Last month, consumers around the world were disturbed by video showing a passenger being dragged off United Flight 3411 by at least three security guards.
I don’t need to add my opinion to the millions that have been expressed about the incident. But as a professor of operations management, I am interested in the fundamental economic problem that led to the confrontation caught on video: What is the best way for a business to handle overbooking?
Overbooking is a necessity for airlines to manage their seat capacity. That’s because of a fact of life: Many people fail to show up for flights upon which they’re booked. The trouble comes when more passengers show up for a particular flight than there are available seats. In those situations, airlines need to have proactive mechanisms that treat customers fairly without breaking the bank.
United clearly failed in that. And so far, the airline’s response has not been detailed enough. On April 27, 2017, United printed a full-page announcement with a title “Actions Speak Louder Than Words” in all major newspapers and sent email to all United Mileage Plus members. United claimed that it would identify volunteers to give up their seats earlier, in cases of overbooking, and would increase incentive payments for voluntary rebooking up to $10,000. But those pledges are still just words, without a real plan for implementation.

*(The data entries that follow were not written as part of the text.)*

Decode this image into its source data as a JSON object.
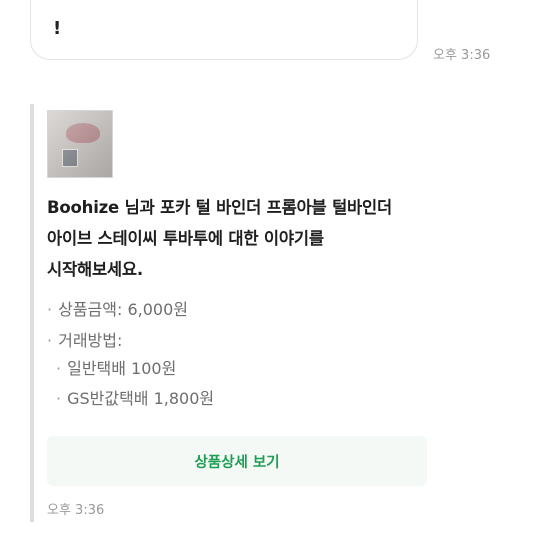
{
  "previous_message": {
    "line1": "",
    "line2": "!",
    "time": "오후 3:36"
  },
  "product_card": {
    "thumbnail_icon": "product-photo",
    "intro_lines": [
      "Boohize 님과 포카 털 바인더 프롬아블 털바인더",
      "아이브 스테이씨 투바투에 대한 이야기를",
      "시작해보세요."
    ],
    "price_label": "상품금액: 6,000원",
    "trade_label": "거래방법:",
    "trade_methods": [
      "일반택배 100원",
      "GS반값택배 1,800원"
    ],
    "view_button_label": "상품상세 보기",
    "time": "오후 3:36",
    "accent_color": "#1f9d55"
  }
}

I believe research and practices in information and technology show that there are cost-effective ways to make sure overbooking is customer-friendly.
Such a plan starts with earlier planning and action by the airline. For starters, check-in information for flights should be collected early; this means using technology.

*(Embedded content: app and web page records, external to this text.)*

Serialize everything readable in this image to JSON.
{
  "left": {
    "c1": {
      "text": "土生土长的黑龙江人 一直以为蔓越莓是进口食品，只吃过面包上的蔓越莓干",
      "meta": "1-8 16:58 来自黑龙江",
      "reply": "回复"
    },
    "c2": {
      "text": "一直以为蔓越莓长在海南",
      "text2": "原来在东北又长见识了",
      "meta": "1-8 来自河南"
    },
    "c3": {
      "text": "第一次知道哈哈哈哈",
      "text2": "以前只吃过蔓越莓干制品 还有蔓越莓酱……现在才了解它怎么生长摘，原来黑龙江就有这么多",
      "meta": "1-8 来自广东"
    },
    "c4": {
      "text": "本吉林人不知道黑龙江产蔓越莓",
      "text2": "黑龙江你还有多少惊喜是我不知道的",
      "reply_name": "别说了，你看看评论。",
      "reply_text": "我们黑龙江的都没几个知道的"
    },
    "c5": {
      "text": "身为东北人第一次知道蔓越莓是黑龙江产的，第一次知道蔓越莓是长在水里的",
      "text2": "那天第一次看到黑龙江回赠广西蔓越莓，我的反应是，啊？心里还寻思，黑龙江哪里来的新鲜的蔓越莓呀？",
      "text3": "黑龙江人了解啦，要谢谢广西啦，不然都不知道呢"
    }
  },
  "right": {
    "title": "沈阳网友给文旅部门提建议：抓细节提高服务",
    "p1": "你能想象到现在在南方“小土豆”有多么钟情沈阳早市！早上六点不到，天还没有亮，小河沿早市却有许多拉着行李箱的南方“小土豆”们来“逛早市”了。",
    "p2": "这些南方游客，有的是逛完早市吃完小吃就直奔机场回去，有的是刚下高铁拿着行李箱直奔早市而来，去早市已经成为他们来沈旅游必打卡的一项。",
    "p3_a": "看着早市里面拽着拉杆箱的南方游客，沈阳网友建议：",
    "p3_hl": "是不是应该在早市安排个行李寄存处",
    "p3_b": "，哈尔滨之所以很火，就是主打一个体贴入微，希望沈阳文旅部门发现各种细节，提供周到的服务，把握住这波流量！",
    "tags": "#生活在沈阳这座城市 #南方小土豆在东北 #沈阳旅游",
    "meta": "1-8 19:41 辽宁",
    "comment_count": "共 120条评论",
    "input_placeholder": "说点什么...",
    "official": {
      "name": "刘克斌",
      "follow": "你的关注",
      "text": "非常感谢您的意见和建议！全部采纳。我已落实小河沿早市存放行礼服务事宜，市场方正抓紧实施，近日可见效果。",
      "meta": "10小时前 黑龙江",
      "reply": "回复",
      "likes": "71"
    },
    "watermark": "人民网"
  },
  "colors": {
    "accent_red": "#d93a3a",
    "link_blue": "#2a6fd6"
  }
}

First, encourage more customers to check in early over the Internet or mobile phones. And second, when an overbooking situation develops, inform volunteers as early as possible via Internet or mobile phone, or at the gate. Both measures not only give people more warning, they can give United more data to crunch and use to prevent overbooked flights.
Indeed, with millions if not billions of such past flight records, United can conduct “predictive analysis” to estimate the number of volunteers that is needed for a particular flight. As time progresses, United can compensate those pre-registered volunteers and make alternative travel arrangements way before boarding time. This makes it easier to make volunteers feel warned and respected.
But beyond moving early and using data, United should create a new mechanism to identify and compensate passengers who give up their seats. That mechanism should be a sealed-bid process.
Here’s how it would work: During online check-in, United could gently ask passengers if they were willing to be added to the volunteer list. At the same time, United could ask passengers to state the dollar value (up to $10,000) that they would accept as compensation for volunteering their seats. That amount they submit is the sealed bid.
Passengers should be told that the passenger who submits the lowest bid will be selected to give up their seat, receive compensation, and have the airline make alternative travel arrangements.
With this method, United can identify potential volunteers and their requested compensations in advance. That, at the very least, reduces the likelihood that anyone will have to be wrestled off the plane.
There’s another benefit. Considerable research on auctions shows that such a sealed bid process entices passengers to reveal the “true value” of their seats. The late William Vickrey, the economist and Nobel laureate, used game theory to describe how best to optimize such auctions. His work also has been applied to congestion pricing on toll roads in places like London.
And if United wanted to get really fancy, it could try to capitalize on one of his insights: People will make more generous bids in a process that awards the best bidder the amount of the second-best bid. Vickrey showed that letting people know this fact when they bid made them less likely to try to game the system by guessing what others might bid, and instead submit their best bid according to their “true” private valuation of their seat that is not known to others. United, by making its sealed-bid for volunteer compensation a Vickrey option, would give the winning volunteer, or volunteers, a little bit more than they asked for—e.g. the winner asked for $200 in compensation, but gets $250, which was the second best bid—while overall producing bids that are more generous to the airline. (Of course, this might be too complicated, but even a regular sealed-bid process would be a vast improvement.)
No mechanism is perfect. And clearly, some passengers will refuse to be added to the volunteer list. But some would be willing to volunteer if their demands are met. Such a process is also consistent with the values of volunteerism: If you volunteer to give up your seat, compensation should be on your terms. A sealed-bid auction makes it less likely that the airline will overpay the volunteers. And airlines can fall into that trap. Delta, for example, sets the dollar amounts for volunteers and can end up attracting too few volunteers if the suggested dollar amount is too low. Or it can end up overpaying too many volunteers if the suggested dollar amount is too high. (The figure below shows how that happens.)
Smart design of information technology and clever use of business analytics can make a huge difference for a company and its customers. With a proactive process like the above, United, even after the damage of that infamous video, could make the skies friendlier again.